__Your task__: Extract the complete listing and output it unchanged.

__Data listing__:
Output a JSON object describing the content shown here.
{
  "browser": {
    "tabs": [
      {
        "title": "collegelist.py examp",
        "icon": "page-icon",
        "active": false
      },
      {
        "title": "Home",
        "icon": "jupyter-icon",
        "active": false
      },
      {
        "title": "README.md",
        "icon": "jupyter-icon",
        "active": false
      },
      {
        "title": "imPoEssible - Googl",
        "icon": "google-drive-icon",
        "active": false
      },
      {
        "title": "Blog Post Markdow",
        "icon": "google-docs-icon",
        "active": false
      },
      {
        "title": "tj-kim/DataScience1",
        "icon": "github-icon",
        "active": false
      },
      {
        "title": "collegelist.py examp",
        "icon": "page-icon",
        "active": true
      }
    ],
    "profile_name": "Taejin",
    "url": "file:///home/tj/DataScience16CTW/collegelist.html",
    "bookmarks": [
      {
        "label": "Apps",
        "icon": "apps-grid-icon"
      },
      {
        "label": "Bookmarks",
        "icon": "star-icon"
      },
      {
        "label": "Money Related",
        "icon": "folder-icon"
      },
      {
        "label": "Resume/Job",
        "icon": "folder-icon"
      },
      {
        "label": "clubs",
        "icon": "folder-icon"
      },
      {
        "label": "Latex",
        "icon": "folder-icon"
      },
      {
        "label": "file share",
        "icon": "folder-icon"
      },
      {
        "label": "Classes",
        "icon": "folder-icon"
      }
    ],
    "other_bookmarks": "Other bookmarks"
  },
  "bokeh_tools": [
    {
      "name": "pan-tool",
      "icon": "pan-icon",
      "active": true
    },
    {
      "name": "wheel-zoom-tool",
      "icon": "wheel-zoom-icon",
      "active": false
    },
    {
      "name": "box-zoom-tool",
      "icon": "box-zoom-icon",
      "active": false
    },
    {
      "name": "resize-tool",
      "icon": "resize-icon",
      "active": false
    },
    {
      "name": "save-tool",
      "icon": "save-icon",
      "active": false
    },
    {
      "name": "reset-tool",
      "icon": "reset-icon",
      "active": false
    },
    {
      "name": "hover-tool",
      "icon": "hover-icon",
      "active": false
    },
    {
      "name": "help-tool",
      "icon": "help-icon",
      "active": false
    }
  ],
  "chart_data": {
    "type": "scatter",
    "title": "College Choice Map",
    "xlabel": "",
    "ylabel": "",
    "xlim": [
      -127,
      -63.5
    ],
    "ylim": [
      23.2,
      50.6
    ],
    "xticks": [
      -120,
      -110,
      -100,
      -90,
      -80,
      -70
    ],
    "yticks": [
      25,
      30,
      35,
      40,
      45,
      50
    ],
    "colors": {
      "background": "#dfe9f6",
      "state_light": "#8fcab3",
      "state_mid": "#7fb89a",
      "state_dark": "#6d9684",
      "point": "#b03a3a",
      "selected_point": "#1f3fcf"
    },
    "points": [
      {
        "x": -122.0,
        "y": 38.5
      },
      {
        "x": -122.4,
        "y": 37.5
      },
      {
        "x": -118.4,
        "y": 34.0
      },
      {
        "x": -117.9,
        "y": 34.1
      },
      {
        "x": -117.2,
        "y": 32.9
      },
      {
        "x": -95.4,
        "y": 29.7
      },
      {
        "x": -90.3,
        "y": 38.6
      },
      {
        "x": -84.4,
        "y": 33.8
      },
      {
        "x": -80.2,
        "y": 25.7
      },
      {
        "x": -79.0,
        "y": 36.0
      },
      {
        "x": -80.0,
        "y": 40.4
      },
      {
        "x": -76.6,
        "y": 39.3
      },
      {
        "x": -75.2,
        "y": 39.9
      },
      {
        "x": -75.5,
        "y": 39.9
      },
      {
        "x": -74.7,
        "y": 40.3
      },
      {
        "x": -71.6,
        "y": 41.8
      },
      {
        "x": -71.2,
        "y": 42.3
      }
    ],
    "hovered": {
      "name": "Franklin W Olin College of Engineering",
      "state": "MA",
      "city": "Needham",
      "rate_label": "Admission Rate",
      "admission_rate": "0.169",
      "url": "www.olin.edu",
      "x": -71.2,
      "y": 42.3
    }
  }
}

__Answer area__:
Output a JSON object describing the content shown here.
{
  "browser": {
    "tabs": [
      {
        "title": "collegelist.py examp",
        "icon": "page-icon",
        "active": false
      },
      {
        "title": "Home",
        "icon": "jupyter-icon",
        "active": false
      },
      {
        "title": "README.md",
        "icon": "jupyter-icon",
        "active": false
      },
      {
        "title": "imPoEssible - Googl",
        "icon": "google-drive-icon",
        "active": false
      },
      {
        "title": "Blog Post Markdow",
        "icon": "google-docs-icon",
        "active": false
      },
      {
        "title": "tj-kim/DataScience1",
        "icon": "github-icon",
        "active": false
      },
      {
        "title": "collegelist.py examp",
        "icon": "page-icon",
        "active": true
      }
    ],
    "profile_name": "Taejin",
    "url": "file:///home/tj/DataScience16CTW/collegelist.html",
    "bookmarks": [
      {
        "label": "Apps",
        "icon": "apps-grid-icon"
      },
      {
        "label": "Bookmarks",
        "icon": "star-icon"
      },
      {
        "label": "Money Related",
        "icon": "folder-icon"
      },
      {
        "label": "Resume/Job",
        "icon": "folder-icon"
      },
      {
        "label": "clubs",
        "icon": "folder-icon"
      },
      {
        "label": "Latex",
        "icon": "folder-icon"
      },
      {
        "label": "file share",
        "icon": "folder-icon"
      },
      {
        "label": "Classes",
        "icon": "folder-icon"
      }
    ],
    "other_bookmarks": "Other bookmarks"
  },
  "bokeh_tools": [
    {
      "name": "pan-tool",
      "icon": "pan-icon",
      "active": true
    },
    {
      "name": "wheel-zoom-tool",
      "icon": "wheel-zoom-icon",
      "active": false
    },
    {
      "name": "box-zoom-tool",
      "icon": "box-zoom-icon",
      "active": false
    },
    {
      "name": "resize-tool",
      "icon": "resize-icon",
      "active": false
    },
    {
      "name": "save-tool",
      "icon": "save-icon",
      "active": false
    },
    {
      "name": "reset-tool",
      "icon": "reset-icon",
      "active": false
    },
    {
      "name": "hover-tool",
      "icon": "hover-icon",
      "active": false
    },
    {
      "name": "help-tool",
      "icon": "help-icon",
      "active": false
    }
  ],
  "chart_data": {
    "type": "scatter",
    "title": "College Choice Map",
    "xlabel": "",
    "ylabel": "",
    "xlim": [
      -127,
      -63.5
    ],
    "ylim": [
      23.2,
      50.6
    ],
    "xticks": [
      -120,
      -110,
      -100,
      -90,
      -80,
      -70
    ],
    "yticks": [
      25,
      30,
      35,
      40,
      45,
      50
    ],
    "colors": {
      "background": "#dfe9f6",
      "state_light": "#8fcab3",
      "state_mid": "#7fb89a",
      "state_dark": "#6d9684",
      "point": "#b03a3a",
      "selected_point": "#1f3fcf"
    },
    "points": [
      {
        "x": -122.0,
        "y": 38.5
      },
      {
        "x": -122.4,
        "y": 37.5
      },
      {
        "x": -118.4,
        "y": 34.0
      },
      {
        "x": -117.9,
        "y": 34.1
      },
      {
        "x": -117.2,
        "y": 32.9
      },
      {
        "x": -95.4,
        "y": 29.7
      },
      {
        "x": -90.3,
        "y": 38.6
      },
      {
        "x": -84.4,
        "y": 33.8
      },
      {
        "x": -80.2,
        "y": 25.7
      },
      {
        "x": -79.0,
        "y": 36.0
      },
      {
        "x": -80.0,
        "y": 40.4
      },
      {
        "x": -76.6,
        "y": 39.3
      },
      {
        "x": -75.2,
        "y": 39.9
      },
      {
        "x": -75.5,
        "y": 39.9
      },
      {
        "x": -74.7,
        "y": 40.3
      },
      {
        "x": -71.6,
        "y": 41.8
      },
      {
        "x": -71.2,
        "y": 42.3
      }
    ],
    "hovered": {
      "name": "Franklin W Olin College of Engineering",
      "state": "MA",
      "city": "Needham",
      "rate_label": "Admission Rate",
      "admission_rate": "0.169",
      "url": "www.olin.edu",
      "x": -71.2,
      "y": 42.3
    }
  }
}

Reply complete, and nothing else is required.